ABOUT THIS EXERCISE:
A faithful copy of each entry below is expected, with the images removed.
--- START ---
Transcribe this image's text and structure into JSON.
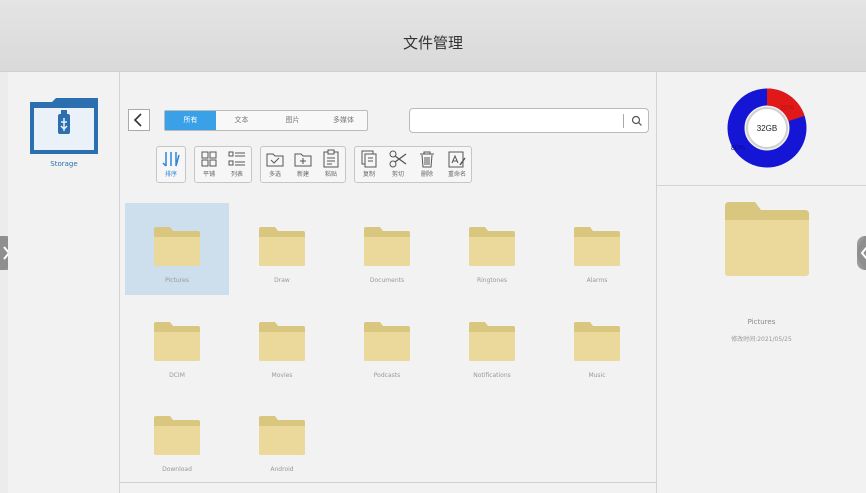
{
  "header": {
    "title": "文件管理"
  },
  "sidebar": {
    "storage_label": "Storage"
  },
  "tabs": [
    "所有",
    "文本",
    "图片",
    "多媒体"
  ],
  "toolbar": {
    "sort": "排序",
    "tile": "平铺",
    "list": "列表",
    "multi_select": "多选",
    "new": "新建",
    "paste": "粘贴",
    "copy": "复制",
    "cut": "剪切",
    "delete": "删除",
    "rename": "重命名"
  },
  "folders": [
    "Pictures",
    "Draw",
    "Documents",
    "Ringtones",
    "Alarms",
    "DCIM",
    "Movies",
    "Podcasts",
    "Notifications",
    "Music",
    "Download",
    "Android"
  ],
  "storage_chart": {
    "capacity": "32GB",
    "used_percent_label": "20%",
    "free_percent_label": "80%",
    "used_fraction": 0.2,
    "used_color": "#e01818",
    "free_color": "#1515d6"
  },
  "detail": {
    "name": "Pictures",
    "modified": "修改时间:2021/05/25"
  },
  "colors": {
    "accent": "#3aa0e8",
    "folder": "#e8d79a",
    "selected_bg": "#cddeed"
  }
}
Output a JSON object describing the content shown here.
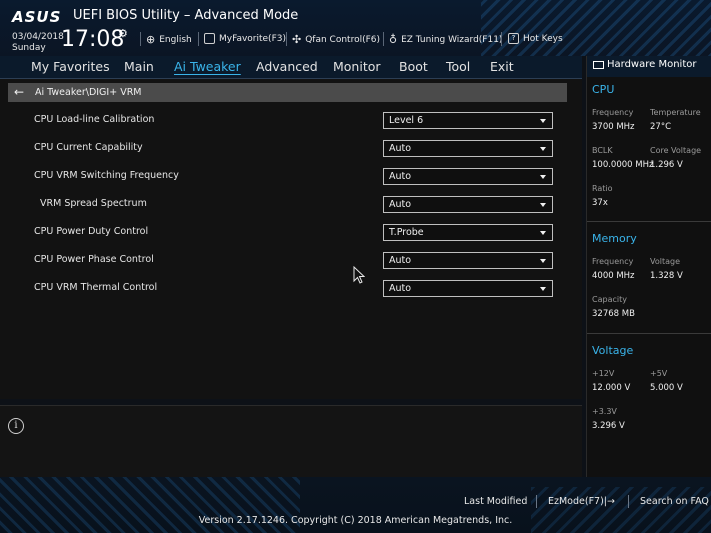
{
  "header": {
    "brand": "ASUS",
    "title": "UEFI BIOS Utility – Advanced Mode",
    "date": "03/04/2018",
    "day": "Sunday",
    "time": "17:08",
    "toolbar": [
      {
        "label": "English",
        "icon": "globe-icon"
      },
      {
        "label": "MyFavorite(F3)",
        "icon": "favorite-icon"
      },
      {
        "label": "Qfan Control(F6)",
        "icon": "fan-icon"
      },
      {
        "label": "EZ Tuning Wizard(F11)",
        "icon": "lightbulb-icon"
      },
      {
        "label": "Hot Keys",
        "icon": "question-icon"
      }
    ]
  },
  "menu": {
    "items": [
      "My Favorites",
      "Main",
      "Ai Tweaker",
      "Advanced",
      "Monitor",
      "Boot",
      "Tool",
      "Exit"
    ],
    "active": "Ai Tweaker"
  },
  "breadcrumb": "Ai Tweaker\\DIGI+ VRM",
  "settings": [
    {
      "label": "CPU Load-line Calibration",
      "value": "Level 6"
    },
    {
      "label": "CPU Current Capability",
      "value": "Auto"
    },
    {
      "label": "CPU VRM Switching Frequency",
      "value": "Auto"
    },
    {
      "label": "VRM Spread Spectrum",
      "value": "Auto"
    },
    {
      "label": "CPU Power Duty Control",
      "value": "T.Probe"
    },
    {
      "label": "CPU Power Phase Control",
      "value": "Auto"
    },
    {
      "label": "CPU VRM Thermal Control",
      "value": "Auto"
    }
  ],
  "hardware_monitor": {
    "title": "Hardware Monitor",
    "cpu": {
      "heading": "CPU",
      "frequency_label": "Frequency",
      "frequency": "3700 MHz",
      "temperature_label": "Temperature",
      "temperature": "27°C",
      "bclk_label": "BCLK",
      "bclk": "100.0000 MHz",
      "core_voltage_label": "Core Voltage",
      "core_voltage": "1.296 V",
      "ratio_label": "Ratio",
      "ratio": "37x"
    },
    "memory": {
      "heading": "Memory",
      "frequency_label": "Frequency",
      "frequency": "4000 MHz",
      "voltage_label": "Voltage",
      "voltage": "1.328 V",
      "capacity_label": "Capacity",
      "capacity": "32768 MB"
    },
    "voltage": {
      "heading": "Voltage",
      "v12_label": "+12V",
      "v12": "12.000 V",
      "v5_label": "+5V",
      "v5": "5.000 V",
      "v33_label": "+3.3V",
      "v33": "3.296 V"
    }
  },
  "footer": {
    "last_modified": "Last Modified",
    "ezmode": "EzMode(F7)|",
    "search_faq": "Search on FAQ",
    "copyright": "Version 2.17.1246. Copyright (C) 2018 American Megatrends, Inc."
  }
}
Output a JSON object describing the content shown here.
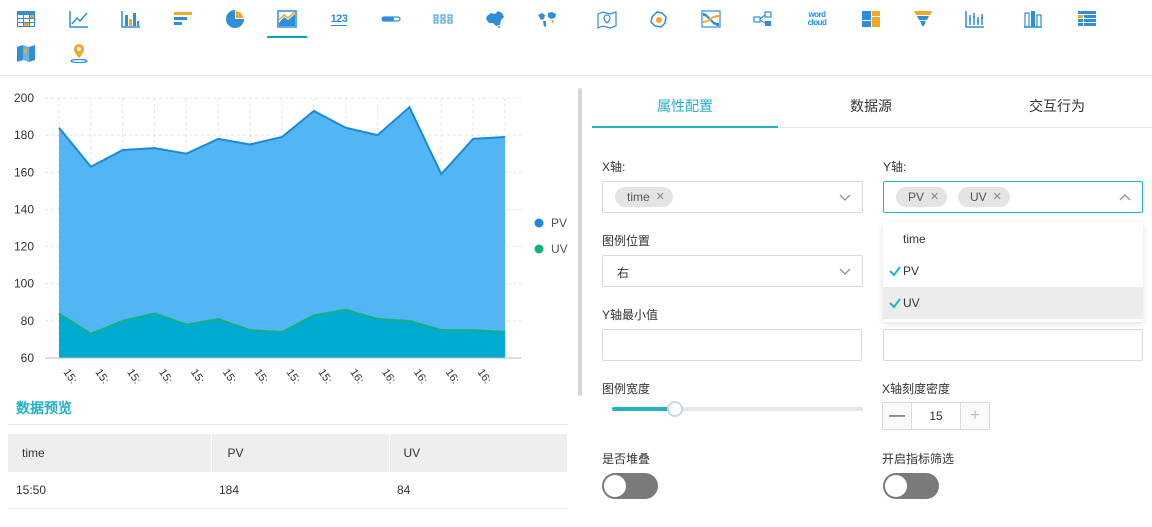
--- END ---
EXPECTED ANSWER:
Transcribe this image's text and structure into JSON.
{
  "header": {
    "title": "文件管理"
  },
  "sidebar": {
    "storage_label": "Storage"
  },
  "tabs": [
    "所有",
    "文本",
    "图片",
    "多媒体"
  ],
  "toolbar": {
    "sort": "排序",
    "tile": "平铺",
    "list": "列表",
    "multi_select": "多选",
    "new": "新建",
    "paste": "粘贴",
    "copy": "复制",
    "cut": "剪切",
    "delete": "删除",
    "rename": "重命名"
  },
  "folders": [
    "Pictures",
    "Draw",
    "Documents",
    "Ringtones",
    "Alarms",
    "DCIM",
    "Movies",
    "Podcasts",
    "Notifications",
    "Music",
    "Download",
    "Android"
  ],
  "storage_chart": {
    "capacity": "32GB",
    "used_percent_label": "20%",
    "free_percent_label": "80%",
    "used_fraction": 0.2,
    "used_color": "#e01818",
    "free_color": "#1515d6"
  },
  "detail": {
    "name": "Pictures",
    "modified": "修改时间:2021/05/25"
  },
  "colors": {
    "accent": "#3aa0e8",
    "folder": "#e8d79a",
    "selected_bg": "#cddeed"
  }
}
Output a JSON object describing the content shown here.
{
  "header": {
    "brand": "ASUS",
    "title": "UEFI BIOS Utility – Advanced Mode",
    "date": "03/04/2018",
    "day": "Sunday",
    "time": "17:08",
    "toolbar": [
      {
        "label": "English",
        "icon": "globe-icon"
      },
      {
        "label": "MyFavorite(F3)",
        "icon": "favorite-icon"
      },
      {
        "label": "Qfan Control(F6)",
        "icon": "fan-icon"
      },
      {
        "label": "EZ Tuning Wizard(F11)",
        "icon": "lightbulb-icon"
      },
      {
        "label": "Hot Keys",
        "icon": "question-icon"
      }
    ]
  },
  "menu": {
    "items": [
      "My Favorites",
      "Main",
      "Ai Tweaker",
      "Advanced",
      "Monitor",
      "Boot",
      "Tool",
      "Exit"
    ],
    "active": "Ai Tweaker"
  },
  "breadcrumb": "Ai Tweaker\\DIGI+ VRM",
  "settings": [
    {
      "label": "CPU Load-line Calibration",
      "value": "Level 6"
    },
    {
      "label": "CPU Current Capability",
      "value": "Auto"
    },
    {
      "label": "CPU VRM Switching Frequency",
      "value": "Auto"
    },
    {
      "label": "VRM Spread Spectrum",
      "value": "Auto"
    },
    {
      "label": "CPU Power Duty Control",
      "value": "T.Probe"
    },
    {
      "label": "CPU Power Phase Control",
      "value": "Auto"
    },
    {
      "label": "CPU VRM Thermal Control",
      "value": "Auto"
    }
  ],
  "hardware_monitor": {
    "title": "Hardware Monitor",
    "cpu": {
      "heading": "CPU",
      "frequency_label": "Frequency",
      "frequency": "3700 MHz",
      "temperature_label": "Temperature",
      "temperature": "27°C",
      "bclk_label": "BCLK",
      "bclk": "100.0000 MHz",
      "core_voltage_label": "Core Voltage",
      "core_voltage": "1.296 V",
      "ratio_label": "Ratio",
      "ratio": "37x"
    },
    "memory": {
      "heading": "Memory",
      "frequency_label": "Frequency",
      "frequency": "4000 MHz",
      "voltage_label": "Voltage",
      "voltage": "1.328 V",
      "capacity_label": "Capacity",
      "capacity": "32768 MB"
    },
    "voltage": {
      "heading": "Voltage",
      "v12_label": "+12V",
      "v12": "12.000 V",
      "v5_label": "+5V",
      "v5": "5.000 V",
      "v33_label": "+3.3V",
      "v33": "3.296 V"
    }
  },
  "footer": {
    "last_modified": "Last Modified",
    "ezmode": "EzMode(F7)|",
    "search_faq": "Search on FAQ",
    "copyright": "Version 2.17.1246. Copyright (C) 2018 American Megatrends, Inc."
  }
}
Output a JSON object describing the content shown here.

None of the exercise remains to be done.